*YOUR TASK*
Lines, not repeats, are what count: give the number of lines below that hold "JSON", and nothing more.
..............................
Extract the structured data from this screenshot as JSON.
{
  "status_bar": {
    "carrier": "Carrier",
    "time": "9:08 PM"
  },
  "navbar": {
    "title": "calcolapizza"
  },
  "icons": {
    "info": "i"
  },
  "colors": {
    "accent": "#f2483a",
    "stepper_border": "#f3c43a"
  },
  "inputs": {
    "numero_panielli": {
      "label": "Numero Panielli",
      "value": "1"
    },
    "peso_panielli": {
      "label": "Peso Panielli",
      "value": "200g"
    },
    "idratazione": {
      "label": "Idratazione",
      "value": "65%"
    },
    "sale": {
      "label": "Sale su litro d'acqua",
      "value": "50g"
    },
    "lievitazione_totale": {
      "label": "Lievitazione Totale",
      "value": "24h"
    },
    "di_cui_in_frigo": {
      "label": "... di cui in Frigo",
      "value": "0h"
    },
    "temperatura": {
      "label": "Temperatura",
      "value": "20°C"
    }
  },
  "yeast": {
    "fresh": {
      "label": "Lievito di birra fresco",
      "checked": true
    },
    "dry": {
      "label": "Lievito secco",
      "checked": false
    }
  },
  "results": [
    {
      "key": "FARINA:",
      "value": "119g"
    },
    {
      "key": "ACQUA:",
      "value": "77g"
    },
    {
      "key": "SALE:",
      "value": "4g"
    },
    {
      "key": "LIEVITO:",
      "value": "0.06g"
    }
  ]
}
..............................
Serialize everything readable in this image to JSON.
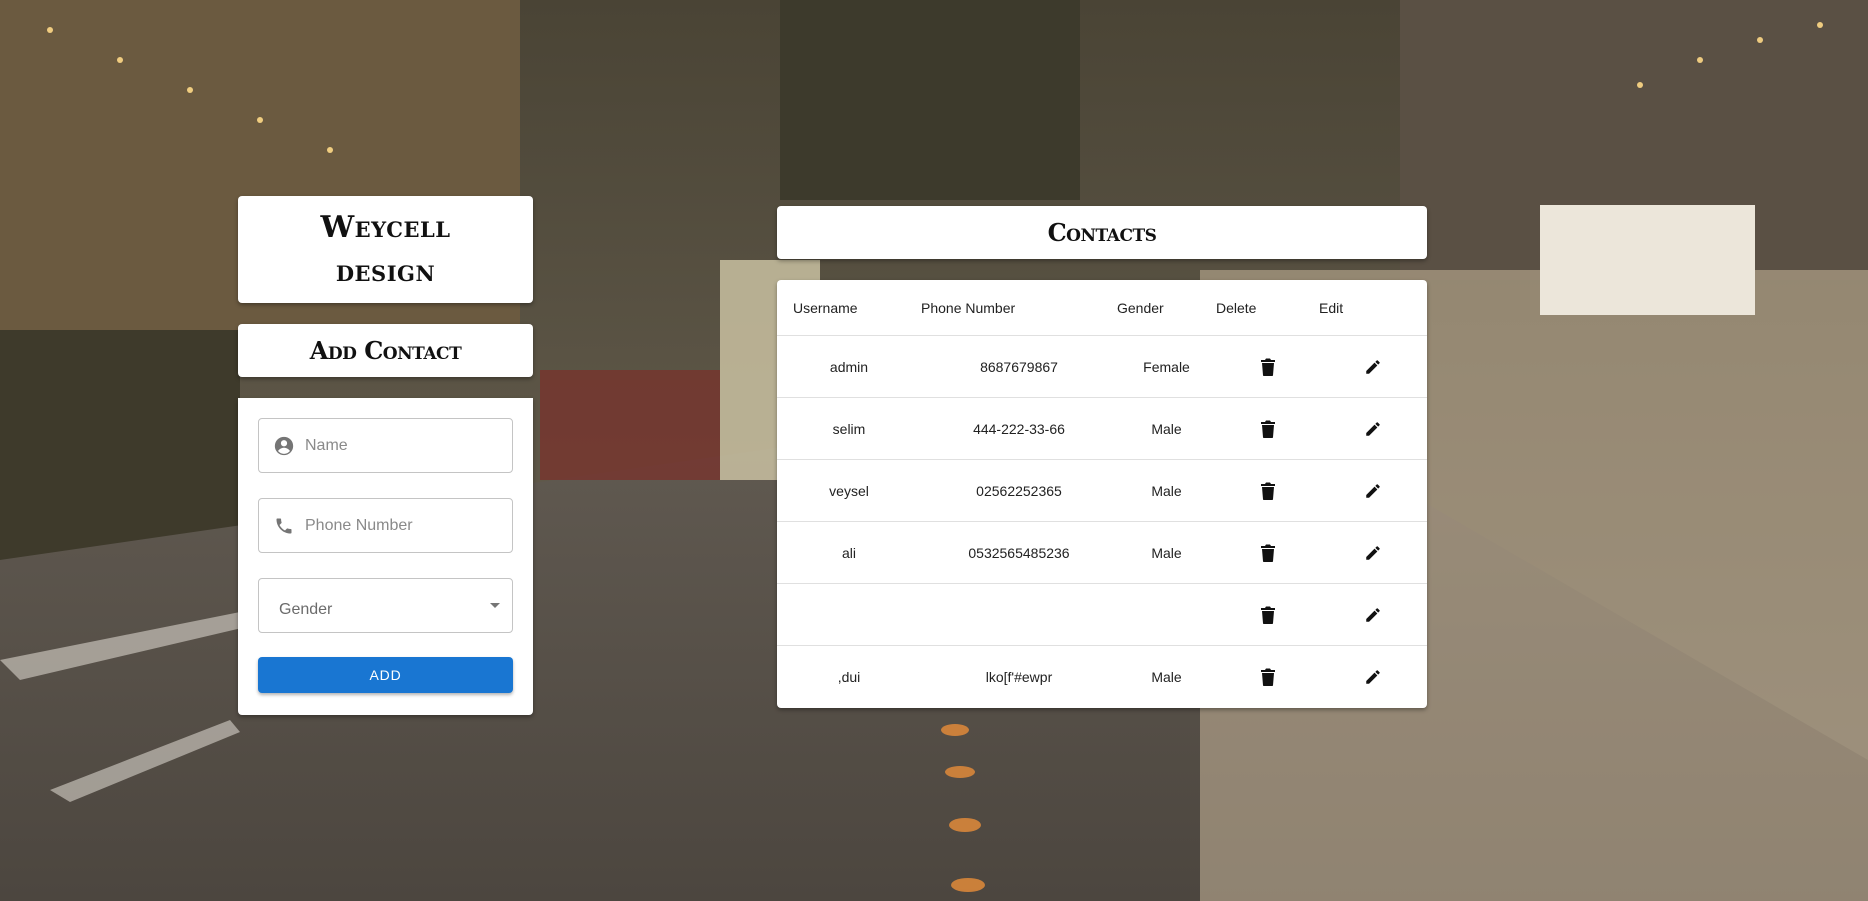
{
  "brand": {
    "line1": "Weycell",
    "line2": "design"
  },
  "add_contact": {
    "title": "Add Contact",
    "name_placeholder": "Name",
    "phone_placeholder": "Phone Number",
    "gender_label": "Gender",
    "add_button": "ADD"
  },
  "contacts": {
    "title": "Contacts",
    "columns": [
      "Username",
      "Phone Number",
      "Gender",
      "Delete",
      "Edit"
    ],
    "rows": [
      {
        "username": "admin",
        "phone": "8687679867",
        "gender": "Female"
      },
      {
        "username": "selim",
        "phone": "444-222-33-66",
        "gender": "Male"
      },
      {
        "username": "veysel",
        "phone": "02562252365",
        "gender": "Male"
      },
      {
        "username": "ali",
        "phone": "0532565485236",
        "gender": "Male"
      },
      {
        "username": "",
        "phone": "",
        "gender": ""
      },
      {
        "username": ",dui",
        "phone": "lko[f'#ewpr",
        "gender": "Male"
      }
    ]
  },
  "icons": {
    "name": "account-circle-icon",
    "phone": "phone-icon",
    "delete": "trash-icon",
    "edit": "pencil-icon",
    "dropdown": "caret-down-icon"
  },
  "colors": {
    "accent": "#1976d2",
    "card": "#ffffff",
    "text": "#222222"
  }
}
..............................
*SOLUTION TO THIS PROBLEM*
2